Aim of the exercise >> Of the lines below, report only those that contain "JSON".
START Given data
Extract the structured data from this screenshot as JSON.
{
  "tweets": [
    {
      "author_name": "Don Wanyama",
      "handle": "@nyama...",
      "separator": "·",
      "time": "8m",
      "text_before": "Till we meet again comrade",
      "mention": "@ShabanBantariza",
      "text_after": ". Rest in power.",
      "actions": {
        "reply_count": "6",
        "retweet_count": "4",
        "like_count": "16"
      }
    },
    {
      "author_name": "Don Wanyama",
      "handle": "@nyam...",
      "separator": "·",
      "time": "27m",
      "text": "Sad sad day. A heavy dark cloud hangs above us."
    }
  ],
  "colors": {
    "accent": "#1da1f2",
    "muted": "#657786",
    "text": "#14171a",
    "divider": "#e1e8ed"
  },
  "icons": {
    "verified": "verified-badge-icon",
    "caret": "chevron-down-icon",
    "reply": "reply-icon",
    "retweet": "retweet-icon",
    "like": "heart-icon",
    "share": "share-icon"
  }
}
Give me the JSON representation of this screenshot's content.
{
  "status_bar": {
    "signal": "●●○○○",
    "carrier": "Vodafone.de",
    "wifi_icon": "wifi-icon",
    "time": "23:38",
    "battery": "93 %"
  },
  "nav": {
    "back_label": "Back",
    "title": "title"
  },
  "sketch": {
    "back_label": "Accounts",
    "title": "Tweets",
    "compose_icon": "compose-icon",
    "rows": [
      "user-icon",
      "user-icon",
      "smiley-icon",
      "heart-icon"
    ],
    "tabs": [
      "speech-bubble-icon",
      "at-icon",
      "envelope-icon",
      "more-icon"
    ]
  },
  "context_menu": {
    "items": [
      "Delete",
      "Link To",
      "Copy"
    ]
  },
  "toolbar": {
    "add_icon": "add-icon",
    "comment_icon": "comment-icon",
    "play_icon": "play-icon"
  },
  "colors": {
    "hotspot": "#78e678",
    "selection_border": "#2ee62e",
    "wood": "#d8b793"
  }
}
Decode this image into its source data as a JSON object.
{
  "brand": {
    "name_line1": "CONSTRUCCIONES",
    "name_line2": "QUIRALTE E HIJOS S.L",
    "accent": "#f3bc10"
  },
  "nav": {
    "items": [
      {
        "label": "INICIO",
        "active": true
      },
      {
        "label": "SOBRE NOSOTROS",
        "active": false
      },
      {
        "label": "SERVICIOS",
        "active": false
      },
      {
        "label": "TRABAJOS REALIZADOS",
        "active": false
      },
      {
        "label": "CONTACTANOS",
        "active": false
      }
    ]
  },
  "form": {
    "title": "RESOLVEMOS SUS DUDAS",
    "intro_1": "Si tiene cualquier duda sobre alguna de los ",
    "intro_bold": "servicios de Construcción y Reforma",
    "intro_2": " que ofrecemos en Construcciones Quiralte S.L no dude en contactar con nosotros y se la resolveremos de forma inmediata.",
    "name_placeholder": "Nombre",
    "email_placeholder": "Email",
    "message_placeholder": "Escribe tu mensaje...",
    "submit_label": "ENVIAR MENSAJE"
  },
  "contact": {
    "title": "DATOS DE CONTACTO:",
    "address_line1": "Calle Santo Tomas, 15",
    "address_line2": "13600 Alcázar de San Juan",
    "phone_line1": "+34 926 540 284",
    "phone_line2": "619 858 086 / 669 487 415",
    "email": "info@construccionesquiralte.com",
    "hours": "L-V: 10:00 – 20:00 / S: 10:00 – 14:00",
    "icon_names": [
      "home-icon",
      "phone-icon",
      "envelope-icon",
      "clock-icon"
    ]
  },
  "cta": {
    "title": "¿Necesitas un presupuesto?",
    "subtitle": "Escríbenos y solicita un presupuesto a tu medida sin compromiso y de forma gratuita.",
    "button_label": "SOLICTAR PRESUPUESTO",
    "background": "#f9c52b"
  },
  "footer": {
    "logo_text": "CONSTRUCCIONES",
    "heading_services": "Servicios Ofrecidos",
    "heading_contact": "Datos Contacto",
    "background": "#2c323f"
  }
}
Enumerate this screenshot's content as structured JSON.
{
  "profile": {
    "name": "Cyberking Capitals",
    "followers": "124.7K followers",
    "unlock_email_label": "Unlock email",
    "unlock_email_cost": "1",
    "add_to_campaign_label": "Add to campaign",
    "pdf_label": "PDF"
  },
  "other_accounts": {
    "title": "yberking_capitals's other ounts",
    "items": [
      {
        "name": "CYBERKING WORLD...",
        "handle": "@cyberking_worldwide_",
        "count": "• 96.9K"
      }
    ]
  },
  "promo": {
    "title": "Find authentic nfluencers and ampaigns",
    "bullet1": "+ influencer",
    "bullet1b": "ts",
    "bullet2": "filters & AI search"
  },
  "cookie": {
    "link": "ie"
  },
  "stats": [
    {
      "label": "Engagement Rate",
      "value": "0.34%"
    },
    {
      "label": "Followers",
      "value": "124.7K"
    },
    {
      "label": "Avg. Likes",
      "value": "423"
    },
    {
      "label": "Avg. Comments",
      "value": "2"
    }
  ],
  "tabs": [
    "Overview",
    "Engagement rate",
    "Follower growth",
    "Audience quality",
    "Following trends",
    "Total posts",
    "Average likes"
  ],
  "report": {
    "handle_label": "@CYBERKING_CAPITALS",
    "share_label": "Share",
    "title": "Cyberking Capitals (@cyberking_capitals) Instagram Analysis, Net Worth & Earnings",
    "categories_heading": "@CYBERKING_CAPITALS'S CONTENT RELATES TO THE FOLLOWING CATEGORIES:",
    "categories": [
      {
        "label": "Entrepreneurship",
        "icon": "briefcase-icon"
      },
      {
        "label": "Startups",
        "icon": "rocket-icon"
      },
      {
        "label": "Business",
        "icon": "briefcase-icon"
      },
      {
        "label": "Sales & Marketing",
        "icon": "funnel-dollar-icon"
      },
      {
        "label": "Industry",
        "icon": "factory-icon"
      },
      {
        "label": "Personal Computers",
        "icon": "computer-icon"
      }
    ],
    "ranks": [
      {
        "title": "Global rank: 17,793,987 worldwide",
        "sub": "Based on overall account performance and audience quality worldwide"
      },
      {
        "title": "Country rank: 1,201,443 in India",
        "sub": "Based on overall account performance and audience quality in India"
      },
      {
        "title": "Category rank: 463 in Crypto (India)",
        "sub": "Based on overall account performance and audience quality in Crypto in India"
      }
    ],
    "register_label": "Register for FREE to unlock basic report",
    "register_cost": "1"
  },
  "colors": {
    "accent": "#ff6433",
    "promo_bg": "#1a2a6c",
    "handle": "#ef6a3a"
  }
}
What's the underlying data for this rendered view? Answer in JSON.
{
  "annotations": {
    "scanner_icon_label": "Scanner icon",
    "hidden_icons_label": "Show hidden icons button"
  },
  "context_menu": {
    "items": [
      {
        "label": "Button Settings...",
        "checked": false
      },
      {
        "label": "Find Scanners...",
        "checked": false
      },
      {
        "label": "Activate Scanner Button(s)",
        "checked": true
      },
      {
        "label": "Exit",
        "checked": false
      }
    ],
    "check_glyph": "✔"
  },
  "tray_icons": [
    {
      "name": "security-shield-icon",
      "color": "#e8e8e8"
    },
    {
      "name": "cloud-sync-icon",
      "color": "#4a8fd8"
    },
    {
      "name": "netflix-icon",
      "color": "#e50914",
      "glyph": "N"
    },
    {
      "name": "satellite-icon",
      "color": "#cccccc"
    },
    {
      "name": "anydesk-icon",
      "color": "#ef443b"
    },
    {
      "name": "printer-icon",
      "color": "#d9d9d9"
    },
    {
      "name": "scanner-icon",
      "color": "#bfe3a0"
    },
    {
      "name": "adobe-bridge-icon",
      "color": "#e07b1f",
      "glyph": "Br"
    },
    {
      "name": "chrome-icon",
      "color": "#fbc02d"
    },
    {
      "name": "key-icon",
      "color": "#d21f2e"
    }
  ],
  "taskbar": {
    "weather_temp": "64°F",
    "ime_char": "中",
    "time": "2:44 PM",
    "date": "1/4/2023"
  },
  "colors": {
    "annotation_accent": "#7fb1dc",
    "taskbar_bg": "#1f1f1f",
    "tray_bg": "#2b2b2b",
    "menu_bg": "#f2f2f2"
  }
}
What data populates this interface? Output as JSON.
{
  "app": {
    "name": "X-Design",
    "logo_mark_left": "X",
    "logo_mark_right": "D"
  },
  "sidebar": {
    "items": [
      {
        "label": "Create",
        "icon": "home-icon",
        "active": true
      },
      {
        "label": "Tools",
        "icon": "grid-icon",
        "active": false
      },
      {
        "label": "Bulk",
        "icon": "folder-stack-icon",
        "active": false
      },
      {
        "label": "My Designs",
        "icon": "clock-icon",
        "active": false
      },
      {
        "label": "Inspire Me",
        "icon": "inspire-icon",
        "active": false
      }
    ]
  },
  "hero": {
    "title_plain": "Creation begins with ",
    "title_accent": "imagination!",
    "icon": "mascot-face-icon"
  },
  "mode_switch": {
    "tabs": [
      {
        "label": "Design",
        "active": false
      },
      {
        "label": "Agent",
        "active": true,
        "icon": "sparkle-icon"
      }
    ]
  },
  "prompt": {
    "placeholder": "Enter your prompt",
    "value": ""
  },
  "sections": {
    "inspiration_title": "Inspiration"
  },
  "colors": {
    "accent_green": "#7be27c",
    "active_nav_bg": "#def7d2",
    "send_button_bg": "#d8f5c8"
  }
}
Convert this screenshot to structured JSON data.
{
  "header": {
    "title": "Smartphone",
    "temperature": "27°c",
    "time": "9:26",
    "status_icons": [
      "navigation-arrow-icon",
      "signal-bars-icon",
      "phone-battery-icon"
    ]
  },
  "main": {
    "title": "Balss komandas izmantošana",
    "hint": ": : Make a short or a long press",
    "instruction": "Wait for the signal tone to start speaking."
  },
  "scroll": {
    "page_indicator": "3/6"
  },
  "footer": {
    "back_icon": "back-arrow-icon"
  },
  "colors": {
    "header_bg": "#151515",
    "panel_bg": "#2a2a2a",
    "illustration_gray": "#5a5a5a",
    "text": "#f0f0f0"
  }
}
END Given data
Solution for this problem >>
Extract the structured data from this screenshot as JSON.
Give me the JSON representation of this screenshot's content.
Decode this image into its source data as a JSON object.
Enumerate this screenshot's content as structured JSON.
What's the underlying data for this rendered view? Answer in JSON.
What data populates this interface? Output as JSON.
Convert this screenshot to structured JSON data.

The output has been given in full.